Should Donald Trump be compared to Hitler and Benito Mussolini because he is a fascist like they were? Not really, says Robert O. Paxton, Professor at Columbia University, in his recent article. Although Paxton says Trump cannot be accurately characterized as a fascist, he is a “special case altogether. Superficially, he seems to have borrowed a number of fascist themes for his presidential campaign: xenophobia, racial prejudice, fear of national weakness and decline, aggressiveness in foreign policy, a readiness to suspend the rule of law to deal with supposed emergencies. His hectoring tone, mastery of crowds, and the skill with which he uses the latest communications technologies also are reminiscent of Mussolini and Hitler”.
Paxton says Trump appears to have engaged in a “self-indulgent demagoguery on behalf of oligarchy for Donald Trump” as a “tactical expediency.”

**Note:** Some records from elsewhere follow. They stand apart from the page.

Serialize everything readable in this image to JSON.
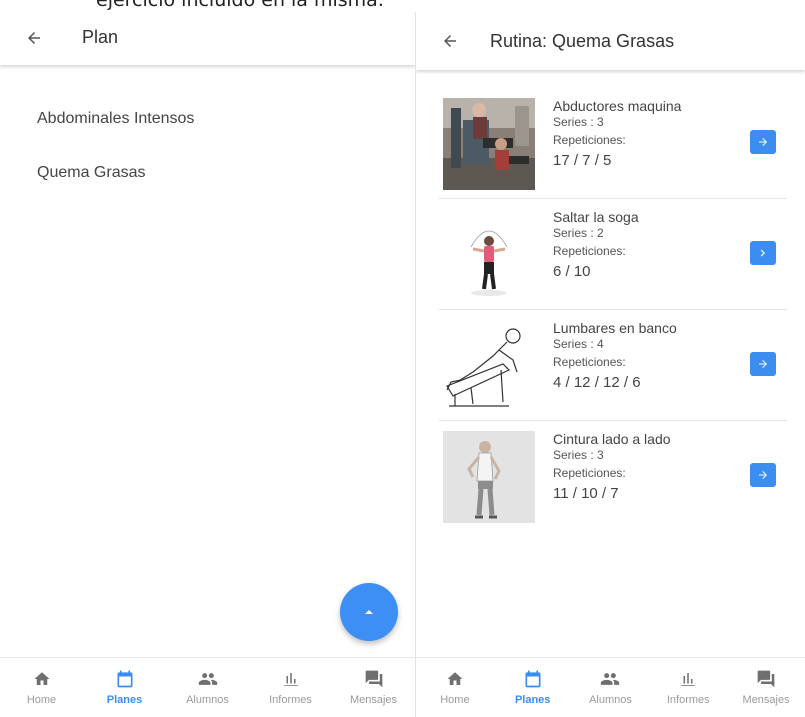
{
  "caption": "ejercicio incluido en la misma.",
  "colors": {
    "accent": "#3b8ef0",
    "icon_gray": "#6f6f6f",
    "label_gray": "#9a9a9a"
  },
  "left_panel": {
    "back_icon": "arrow-left-icon",
    "title": "Plan",
    "plans": [
      "Abdominales Intensos",
      "Quema Grasas"
    ],
    "fab_icon": "chevron-up-icon"
  },
  "right_panel": {
    "back_icon": "arrow-left-icon",
    "title": "Rutina: Quema Grasas",
    "exercises": [
      {
        "name": "Abductores maquina",
        "series": "Series : 3",
        "rep_label": "Repeticiones:",
        "reps": "17 / 7 / 5",
        "thumb": "gym-machine-photo"
      },
      {
        "name": "Saltar la soga",
        "series": "Series : 2",
        "rep_label": "Repeticiones:",
        "reps": "6 / 10",
        "thumb": "jump-rope-photo"
      },
      {
        "name": "Lumbares en banco",
        "series": "Series : 4",
        "rep_label": "Repeticiones:",
        "reps": "4 / 12 / 12 / 6",
        "thumb": "bench-sketch"
      },
      {
        "name": "Cintura lado a lado",
        "series": "Series : 3",
        "rep_label": "Repeticiones:",
        "reps": "11 / 10 / 7",
        "thumb": "waist-twist-photo"
      }
    ],
    "go_icon": "arrow-right-icon"
  },
  "bottom_nav": {
    "items": [
      {
        "label": "Home",
        "icon": "home-icon",
        "active": false
      },
      {
        "label": "Planes",
        "icon": "calendar-icon",
        "active": true
      },
      {
        "label": "Alumnos",
        "icon": "people-icon",
        "active": false
      },
      {
        "label": "Informes",
        "icon": "bar-chart-icon",
        "active": false
      },
      {
        "label": "Mensajes",
        "icon": "chat-icon",
        "active": false
      }
    ]
  }
}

Paxton appears to base his theories on Trump’s willingness to focus on the country’s national security and military strength, loose Immigration policies, less regulatory interference, weak foreign trade status, and the nation’s fear of terrorism. It does seem that the Republican Presidential candidates are all focused on these issues. Paxton equates these political agendas to racism and xenophobia, and to Trump mainly due to his raw rhetoric directed at minorities. He appears to conclude that such policies necessarily exclude the majority of Americans by placing the power into the hands of a few. Of course, this doesn’t make any sense because over one-half of Americans put these issues at the top of their criteria for selecting a new President (Trump’s “foul” language troubles many). Any comparison of Trump to Mussolini and Hitler– two apparent psychopaths and serial killers– is stupid, and this appears to be why Paxton stops just short of drawing this conclusion. Rather, it is clear that the agendas of the Republicans, and notably Trump, may not fit the political ideology of Paxton, and Trump may be appealing to popular desires, but so are the other politicians– it is what national candidates do. Paxton confuses inflamed speech with evil intent.